1. How to read a research paper?

1.1. read the abstract

1.2. read the introduction

1.3. read the conclusion

1.4. Skim the middle, looking at section titles, tables, figures, etc.—try to get a feel for the style and flow of the article.

1.4.1. Is it methodological, conceptual, theoretical (verbal or mathematical), empirical, or something else?

1.4.2. Is it primarily a survey, a novel theoretical contribution, an empirical application of an existing theory or technique, a critique, or something else?

1.5. Go back and read the whole thing quickly, skipping equations, most figures and tables.

1.6. Go back and read the whole thing carefully, focusing on the sections or areas that seem most important

1.7. Once you’ve grasped the basic argument the author is trying to make, critique it!

1.7.1. Ask if the argument makes sense. Is it internally consistent? Well supported by argument or evidence? (This skill takes some experience to develop!)

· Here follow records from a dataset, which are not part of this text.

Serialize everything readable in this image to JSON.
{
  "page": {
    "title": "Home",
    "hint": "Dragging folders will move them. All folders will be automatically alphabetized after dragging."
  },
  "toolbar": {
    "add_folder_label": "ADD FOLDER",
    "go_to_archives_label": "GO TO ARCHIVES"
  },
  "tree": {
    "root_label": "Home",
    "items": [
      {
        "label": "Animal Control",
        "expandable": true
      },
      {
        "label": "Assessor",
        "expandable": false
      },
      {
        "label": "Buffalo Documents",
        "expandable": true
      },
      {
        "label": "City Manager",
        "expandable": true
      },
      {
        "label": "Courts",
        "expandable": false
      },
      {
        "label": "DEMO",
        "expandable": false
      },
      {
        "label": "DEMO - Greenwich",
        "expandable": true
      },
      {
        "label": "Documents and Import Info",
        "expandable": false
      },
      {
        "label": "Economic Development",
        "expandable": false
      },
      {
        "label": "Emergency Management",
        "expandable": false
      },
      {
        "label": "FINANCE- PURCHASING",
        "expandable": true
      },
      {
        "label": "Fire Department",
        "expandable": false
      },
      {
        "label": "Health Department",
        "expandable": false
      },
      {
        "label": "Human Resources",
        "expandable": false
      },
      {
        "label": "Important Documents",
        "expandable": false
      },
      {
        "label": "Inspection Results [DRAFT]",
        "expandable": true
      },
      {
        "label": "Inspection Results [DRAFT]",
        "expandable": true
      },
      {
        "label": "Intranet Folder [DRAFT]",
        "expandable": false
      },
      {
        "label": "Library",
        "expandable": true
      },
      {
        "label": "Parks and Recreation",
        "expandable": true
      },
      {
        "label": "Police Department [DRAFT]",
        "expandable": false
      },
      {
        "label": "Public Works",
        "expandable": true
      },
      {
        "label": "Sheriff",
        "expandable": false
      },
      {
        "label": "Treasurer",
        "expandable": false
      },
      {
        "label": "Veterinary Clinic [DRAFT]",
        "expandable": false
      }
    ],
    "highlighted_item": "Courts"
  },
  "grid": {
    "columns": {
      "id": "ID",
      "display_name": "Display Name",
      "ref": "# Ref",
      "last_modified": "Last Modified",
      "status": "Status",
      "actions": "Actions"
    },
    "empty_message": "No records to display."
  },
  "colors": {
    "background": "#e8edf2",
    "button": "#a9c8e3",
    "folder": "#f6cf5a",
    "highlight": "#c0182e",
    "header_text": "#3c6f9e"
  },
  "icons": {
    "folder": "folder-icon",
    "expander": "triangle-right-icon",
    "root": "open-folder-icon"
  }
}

1.7.2. Compare the article to others you’ve read on the same or a closely related subject. (If this is the first paper you’ve read in a particular subject area, find some more and skim them. Introductions and conclusions are key.) Compare and contrast. Are the arguments consistent, contradictory, orthogonal?

1.7.3. Use Google Scholar, the Social Sciences Citation Index, publisher web pages, and other resources to find articles that cite the article you’re reading. See what they say about it. See if it’s mentioned on blogs, groups, etc.

1.7.4. Check out a reference work, e.g. a survey article from the Journal of Economic Literature, a Handbook or Encyclopedia article, or a similar source, to see how this article fits in the broader context of its subject area.

2. How to write a research paper?

2.1. read your assignment carefully

2.1.1. Highlight topic guidelines, required length, and the types of information sources allowed.

2.2. understand your assignment

2.2.1. find the words that tell you what to do

2.2.2. find the words that limits your assignment

2.2.3. find the key theme in the assignment

2.3. pick a good topic

2.3.1. it interests you!

2.3.2. it meets the requirements of your assignment

2.3.3. it's broad enough to give you several search options.

2.3.4. it's focused enough that you're not overwhelmed with information.

2.4. identify potential ideas

2.4.1. browse a few resources for ideas and identify different aspects of the topic.

2.5. customize your topic

2.5.1. consider how different disciplines approach the same topic in different ways.

2.6. turn your topic into a question

2.6.1. who

2.6.2. why

2.6.3. what

2.6.4. where

2.6.5. how

2.7. decide what is your angle?

2.8. find your keywords

2.9. dive into a sea of resources!

2.9.1. general information and overview of topic websites encyclopedias

2.9.2. learn more about details of topic books newpapers new sources new magazines

2.9.3. find specific information about topic scholarly jounals statistical sources government puclications

2.10. matching resources to your information need

3. understand academic integrity

3.1. what is plagiarism?

3.1.1. take somebody's word and ideas, use it as your own.

3.2. outcomes of plagiarism

3.2.1. fail the class

3.2.2. get expelled from the university

3.3. real life examples

3.3.1. copy paste sentence from articles without citing it.

3.3.2. copy paste sentences from articles, but successfully cite it, get A+